### Provided records
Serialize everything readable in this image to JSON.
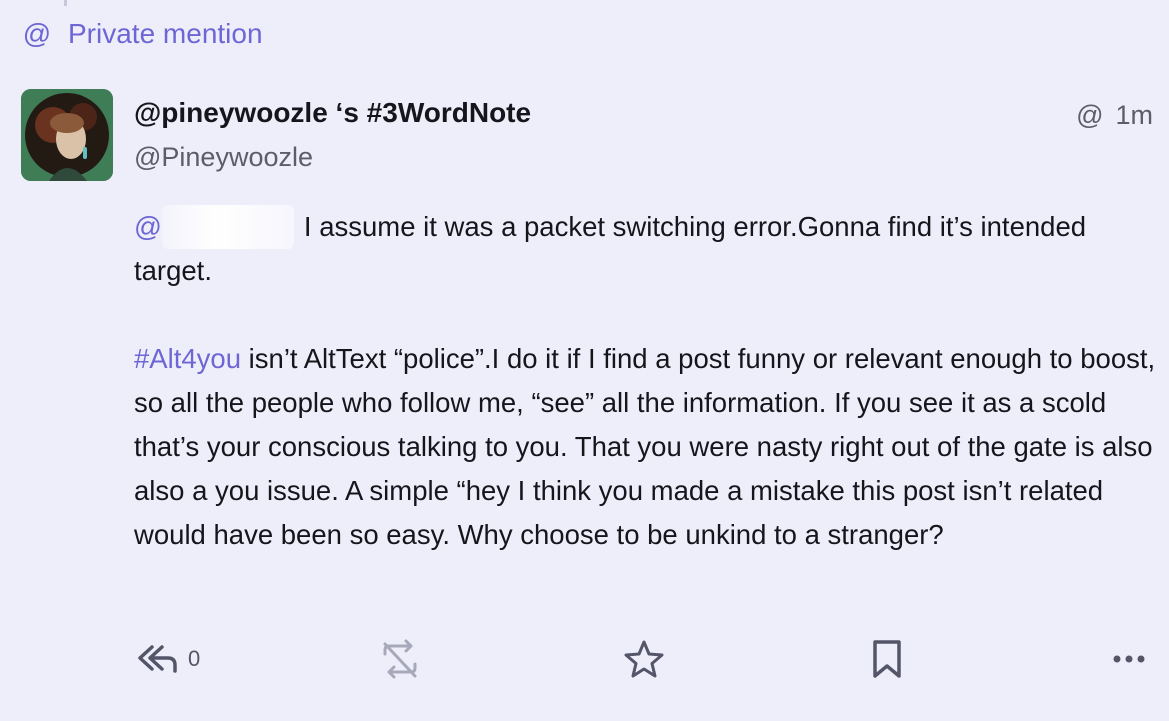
{
  "notification": {
    "label": "Private mention"
  },
  "status": {
    "display_name": "@pineywoozle ‘s #3WordNote",
    "handle": "@Pineywoozle",
    "visibility_icon": "at-icon",
    "timestamp": "1m",
    "mention_prefix": "@",
    "paragraph1_text": "I assume it was a packet switching error.Gonna find it’s intended target.",
    "hashtag": "#Alt4you",
    "paragraph2_text": " isn’t AltText “police”.I do it if I find a post funny or relevant enough to boost, so all the people who follow me, “see” all the information.  If you see it as a scold that’s your conscious talking to you. That you were nasty right out of the gate is also also a you issue. A simple “hey I think you made a mistake this post isn’t related would have been so easy.  Why choose to be unkind to a stranger?"
  },
  "actions": {
    "reply_count": "0",
    "icons": [
      "reply-all-icon",
      "boost-disabled-icon",
      "favourite-star-icon",
      "bookmark-icon",
      "more-icon"
    ]
  },
  "colors": {
    "accent": "#6d66d4",
    "background": "#eeeefa",
    "text": "#15151c",
    "muted": "#5c5c6b"
  }
}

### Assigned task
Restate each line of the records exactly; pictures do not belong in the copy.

### Task output
Serialize everything readable in this image to JSON.
{
  "notification": {
    "label": "Private mention"
  },
  "status": {
    "display_name": "@pineywoozle ‘s #3WordNote",
    "handle": "@Pineywoozle",
    "visibility_icon": "at-icon",
    "timestamp": "1m",
    "mention_prefix": "@",
    "paragraph1_text": "I assume it was a packet switching error.Gonna find it’s intended target.",
    "hashtag": "#Alt4you",
    "paragraph2_text": " isn’t AltText “police”.I do it if I find a post funny or relevant enough to boost, so all the people who follow me, “see” all the information.  If you see it as a scold that’s your conscious talking to you. That you were nasty right out of the gate is also also a you issue. A simple “hey I think you made a mistake this post isn’t related would have been so easy.  Why choose to be unkind to a stranger?"
  },
  "actions": {
    "reply_count": "0",
    "icons": [
      "reply-all-icon",
      "boost-disabled-icon",
      "favourite-star-icon",
      "bookmark-icon",
      "more-icon"
    ]
  },
  "colors": {
    "accent": "#6d66d4",
    "background": "#eeeefa",
    "text": "#15151c",
    "muted": "#5c5c6b"
  }
}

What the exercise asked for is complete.